◆ Data shown ◆
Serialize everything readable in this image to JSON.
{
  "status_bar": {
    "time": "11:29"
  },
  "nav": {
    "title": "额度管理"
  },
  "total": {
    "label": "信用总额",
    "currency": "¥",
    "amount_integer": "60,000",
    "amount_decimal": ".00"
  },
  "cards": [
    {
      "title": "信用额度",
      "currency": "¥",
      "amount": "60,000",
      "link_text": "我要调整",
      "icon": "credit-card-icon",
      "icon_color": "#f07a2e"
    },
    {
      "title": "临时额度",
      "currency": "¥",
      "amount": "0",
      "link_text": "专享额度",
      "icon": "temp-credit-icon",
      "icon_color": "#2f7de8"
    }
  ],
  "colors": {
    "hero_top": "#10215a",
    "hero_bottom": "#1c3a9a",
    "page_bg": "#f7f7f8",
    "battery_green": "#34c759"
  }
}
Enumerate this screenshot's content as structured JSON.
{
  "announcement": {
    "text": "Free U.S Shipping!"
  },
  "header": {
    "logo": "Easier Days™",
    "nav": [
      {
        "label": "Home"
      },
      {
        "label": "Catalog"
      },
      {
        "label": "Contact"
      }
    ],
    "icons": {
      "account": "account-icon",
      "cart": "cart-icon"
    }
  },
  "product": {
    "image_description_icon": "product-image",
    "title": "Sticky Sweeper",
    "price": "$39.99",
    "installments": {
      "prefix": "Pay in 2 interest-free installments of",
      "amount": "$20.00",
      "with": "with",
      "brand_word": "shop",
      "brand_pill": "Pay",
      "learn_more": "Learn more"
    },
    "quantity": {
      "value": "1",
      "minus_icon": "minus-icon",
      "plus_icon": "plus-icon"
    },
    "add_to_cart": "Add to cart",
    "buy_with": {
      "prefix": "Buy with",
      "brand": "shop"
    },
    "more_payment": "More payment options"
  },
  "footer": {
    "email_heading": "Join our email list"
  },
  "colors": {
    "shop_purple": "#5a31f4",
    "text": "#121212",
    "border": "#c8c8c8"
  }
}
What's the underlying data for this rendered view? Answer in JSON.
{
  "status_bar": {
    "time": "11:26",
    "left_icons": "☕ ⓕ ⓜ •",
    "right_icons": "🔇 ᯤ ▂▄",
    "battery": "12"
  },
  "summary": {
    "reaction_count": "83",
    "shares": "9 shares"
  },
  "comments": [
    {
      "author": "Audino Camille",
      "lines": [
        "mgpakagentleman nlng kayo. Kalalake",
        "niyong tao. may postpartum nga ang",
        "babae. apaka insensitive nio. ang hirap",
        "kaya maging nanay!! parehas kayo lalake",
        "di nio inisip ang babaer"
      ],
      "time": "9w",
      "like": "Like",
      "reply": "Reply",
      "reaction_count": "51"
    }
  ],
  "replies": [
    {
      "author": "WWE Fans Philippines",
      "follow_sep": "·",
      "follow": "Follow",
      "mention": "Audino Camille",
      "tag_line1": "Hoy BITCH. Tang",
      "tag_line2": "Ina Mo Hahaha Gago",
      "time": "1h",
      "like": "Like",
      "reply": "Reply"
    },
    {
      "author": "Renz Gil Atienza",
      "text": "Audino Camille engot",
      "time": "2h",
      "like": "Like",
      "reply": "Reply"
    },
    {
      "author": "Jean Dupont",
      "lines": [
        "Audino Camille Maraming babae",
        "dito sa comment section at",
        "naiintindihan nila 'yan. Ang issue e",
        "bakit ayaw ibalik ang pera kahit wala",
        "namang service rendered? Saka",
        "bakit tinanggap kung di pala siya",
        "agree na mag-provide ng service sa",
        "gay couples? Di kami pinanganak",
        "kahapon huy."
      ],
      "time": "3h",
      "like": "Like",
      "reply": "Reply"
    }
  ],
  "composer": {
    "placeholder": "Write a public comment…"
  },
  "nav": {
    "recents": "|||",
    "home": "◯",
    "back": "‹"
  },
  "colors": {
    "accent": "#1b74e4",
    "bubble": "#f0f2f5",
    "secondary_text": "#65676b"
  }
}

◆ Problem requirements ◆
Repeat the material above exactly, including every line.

◆ Task result ◆
Serialize everything readable in this image to JSON.
{
  "status_bar": {
    "time": "11:29"
  },
  "nav": {
    "title": "额度管理"
  },
  "total": {
    "label": "信用总额",
    "currency": "¥",
    "amount_integer": "60,000",
    "amount_decimal": ".00"
  },
  "cards": [
    {
      "title": "信用额度",
      "currency": "¥",
      "amount": "60,000",
      "link_text": "我要调整",
      "icon": "credit-card-icon",
      "icon_color": "#f07a2e"
    },
    {
      "title": "临时额度",
      "currency": "¥",
      "amount": "0",
      "link_text": "专享额度",
      "icon": "temp-credit-icon",
      "icon_color": "#2f7de8"
    }
  ],
  "colors": {
    "hero_top": "#10215a",
    "hero_bottom": "#1c3a9a",
    "page_bg": "#f7f7f8",
    "battery_green": "#34c759"
  }
}
Enumerate this screenshot's content as structured JSON.
{
  "announcement": {
    "text": "Free U.S Shipping!"
  },
  "header": {
    "logo": "Easier Days™",
    "nav": [
      {
        "label": "Home"
      },
      {
        "label": "Catalog"
      },
      {
        "label": "Contact"
      }
    ],
    "icons": {
      "account": "account-icon",
      "cart": "cart-icon"
    }
  },
  "product": {
    "image_description_icon": "product-image",
    "title": "Sticky Sweeper",
    "price": "$39.99",
    "installments": {
      "prefix": "Pay in 2 interest-free installments of",
      "amount": "$20.00",
      "with": "with",
      "brand_word": "shop",
      "brand_pill": "Pay",
      "learn_more": "Learn more"
    },
    "quantity": {
      "value": "1",
      "minus_icon": "minus-icon",
      "plus_icon": "plus-icon"
    },
    "add_to_cart": "Add to cart",
    "buy_with": {
      "prefix": "Buy with",
      "brand": "shop"
    },
    "more_payment": "More payment options"
  },
  "footer": {
    "email_heading": "Join our email list"
  },
  "colors": {
    "shop_purple": "#5a31f4",
    "text": "#121212",
    "border": "#c8c8c8"
  }
}
What's the underlying data for this rendered view? Answer in JSON.
{
  "status_bar": {
    "time": "11:26",
    "left_icons": "☕ ⓕ ⓜ •",
    "right_icons": "🔇 ᯤ ▂▄",
    "battery": "12"
  },
  "summary": {
    "reaction_count": "83",
    "shares": "9 shares"
  },
  "comments": [
    {
      "author": "Audino Camille",
      "lines": [
        "mgpakagentleman nlng kayo. Kalalake",
        "niyong tao. may postpartum nga ang",
        "babae. apaka insensitive nio. ang hirap",
        "kaya maging nanay!! parehas kayo lalake",
        "di nio inisip ang babaer"
      ],
      "time": "9w",
      "like": "Like",
      "reply": "Reply",
      "reaction_count": "51"
    }
  ],
  "replies": [
    {
      "author": "WWE Fans Philippines",
      "follow_sep": "·",
      "follow": "Follow",
      "mention": "Audino Camille",
      "tag_line1": "Hoy BITCH. Tang",
      "tag_line2": "Ina Mo Hahaha Gago",
      "time": "1h",
      "like": "Like",
      "reply": "Reply"
    },
    {
      "author": "Renz Gil Atienza",
      "text": "Audino Camille engot",
      "time": "2h",
      "like": "Like",
      "reply": "Reply"
    },
    {
      "author": "Jean Dupont",
      "lines": [
        "Audino Camille Maraming babae",
        "dito sa comment section at",
        "naiintindihan nila 'yan. Ang issue e",
        "bakit ayaw ibalik ang pera kahit wala",
        "namang service rendered? Saka",
        "bakit tinanggap kung di pala siya",
        "agree na mag-provide ng service sa",
        "gay couples? Di kami pinanganak",
        "kahapon huy."
      ],
      "time": "3h",
      "like": "Like",
      "reply": "Reply"
    }
  ],
  "composer": {
    "placeholder": "Write a public comment…"
  },
  "nav": {
    "recents": "|||",
    "home": "◯",
    "back": "‹"
  },
  "colors": {
    "accent": "#1b74e4",
    "bubble": "#f0f2f5",
    "secondary_text": "#65676b"
  }
}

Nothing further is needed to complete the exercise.